It’s as if Brown anticipated the concept of “separation-individuation,” first developed by child psychiatrist Margaret Mahler in the 1960s. Separation-individuation is the process of understanding the self as apart from the mother (or more broadly, the caregiver). At this stage of the little bunny’s development, the whole great green room, with everything in it, is the bunny’s consciousness. On the book’s final pages, with eyes now closed, the bunny-narrator’s goodnights to “noises” and “air” are the closest we get to “goodnight me.” The bunny’s consciousness expands and contracts to the senses available, until, ultimately, consciousness gives way to slumber, and the book ends.
I realize my thoughts on all this could be borne from a mushy, sleep-deprived daddy-brain, but I have also read this book after a good night’s rest, looked into Brown’s life and times, and concluded something else. This book, which is fast approaching its 75th birthday, has become the classic bedtime story not only for the insights Brown has invited us to have into the child’s experience, but also, given its deep and lasting resonance, for its insights into the caretaker, the other character in the room who is identified — in Brown’s words, as “a quiet old lady who was whispering ‘hush.’”

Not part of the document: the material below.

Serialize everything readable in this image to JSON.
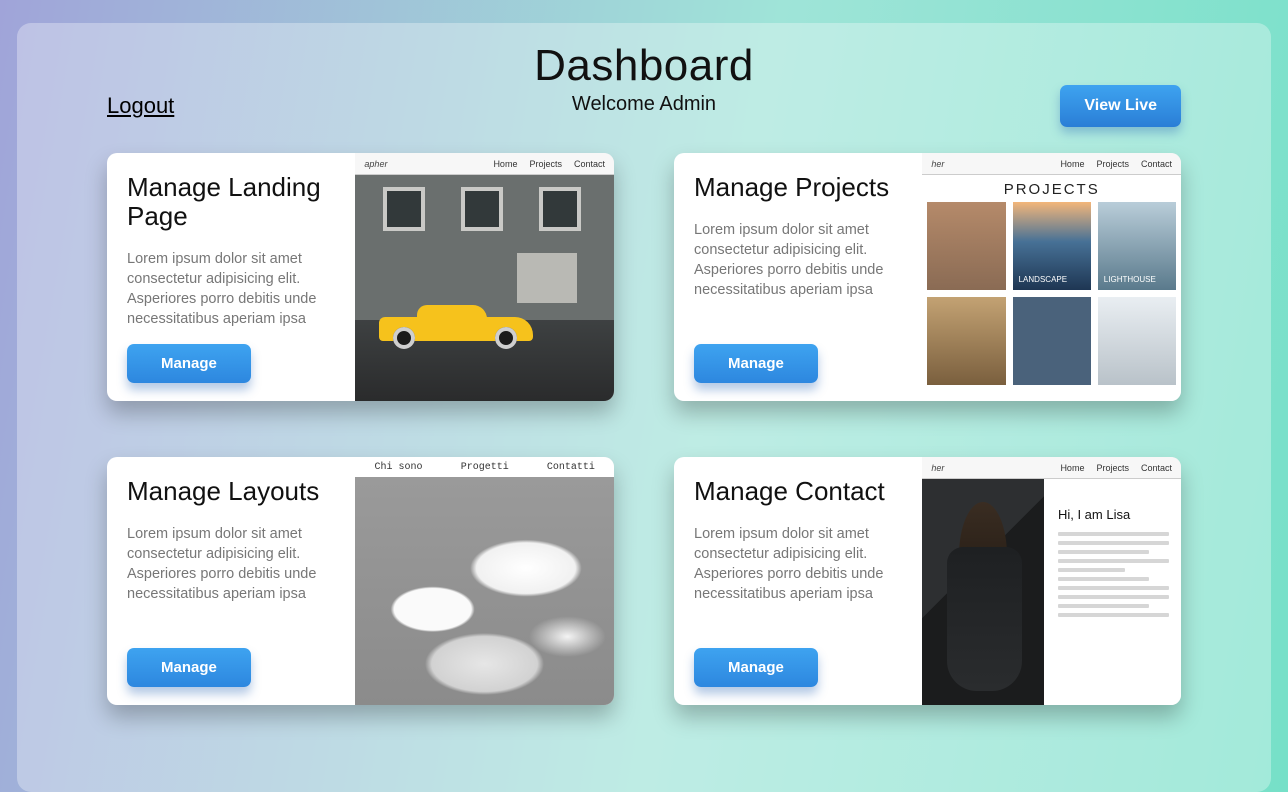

Children don’t buy their own books, after all. We parents, grandparents, nannies, family friends, babysitters, quiet-old-lady caregivers of every kind continue to read this book because we need to know: while we want our little bunnies to separate-individuate themselves, once they do, what becomes of us?
“We are made up of layers of time. We move chronologically — as we must, we have no choice — but our imaginative life, our emotional life, our mental life, doesn’t move in straight lines. It moves more like a boomerang,” she said. “You know, the thing keeps coming back and back. Things you were, places you were, who you were, it just returns to you.”
This idea is reflected in “Frankissstein,” not just as a project but in its structure, in the relationship between her characters. They boomerang between past and future, across fiction and history, returning and remaking gender and identity.
Yet it’s also about how we read, and why we return to stories like the one Mary Shelley published 201 years ago. “When we are reading, we return to or access emotional and imaginative states that we have known,” Winterson said. “This is very beneficial, it’s nourishing, it’s as though things are not lost to us, they can be returned.”
The equal sign is the bedrock of mathematics. It seems to make an entirely fundamental and uncontroversial statement: These things are exactly the same.
But there is a growing community of mathematicians who regard the equal sign as math’s original error. They see it as a veneer that hides important complexities in the way quantities are related — complexities that could unlock solutions to an enormous number of problems. They want to reformulate mathematics in the looser language of equivalence.
“We came up with this notion of equality,” said Jonathan Campbell of Duke University. “It should have been equivalence all along.”
Then Schine tapped into an endearing and slyly philosophical story that crosses the high spirit of Jane Austen with William Safire’s long-running New York Times’ “On Language” column.”
The result is “The Grammarians,” an intelligent escapist read for contentious times when the way we use words can reveal so much about our identity, our education, our worldview.
John Humphrys is the first to admit he doesn’t deal well with authority. He inherited it from his father, who refused to use the service entrance at the grand houses where he worked as a French polisher and, as a child, once watched his aunt get a humiliating dressing-down from the vicar for missing church. Humphrys had his own brush with condescending authority figures when he was in hospital with a cyst on his spine at 13, and an “arrogant posh bastard consultant” told his retinue of trainees it was because he didn’t wash regularly. “I don’t like being defined or told what to do, whoever is in charge,” he notes, a stance that has proved useful for grilling politicians (he has interviewed eight prime ministers), though it has also landed him in hot water.
His memoir mixes engaging snapshots of his early career and analysis of the evolution of broadcasting with diatribes and petty score-settling. The early chapters tell of his passage from teen lackey on the Penarth Times in Wales, where his main task was standing outside the local church taking the names of those attending weddings and funerals, to being the first journalist on the scene at the Aberfan disaster, near Merthyr Tydfil, in which 116 children and 28 adults died after a colliery tip collapsed. Later he became a BBC foreign correspondent, reporting on the 1971 war in Pakistan, the military coup in Chile in 1973, and the Rhodesian bush war, which culminated in the election of Robert Mugabe in 1980 and where, for his own safety, Humphrys was encouraged to buy a submachine gun and put it on expenses.
i let summer take over the house
for however long it needs
and what is it
about the clawed opening of dawn
that makes me want to call it that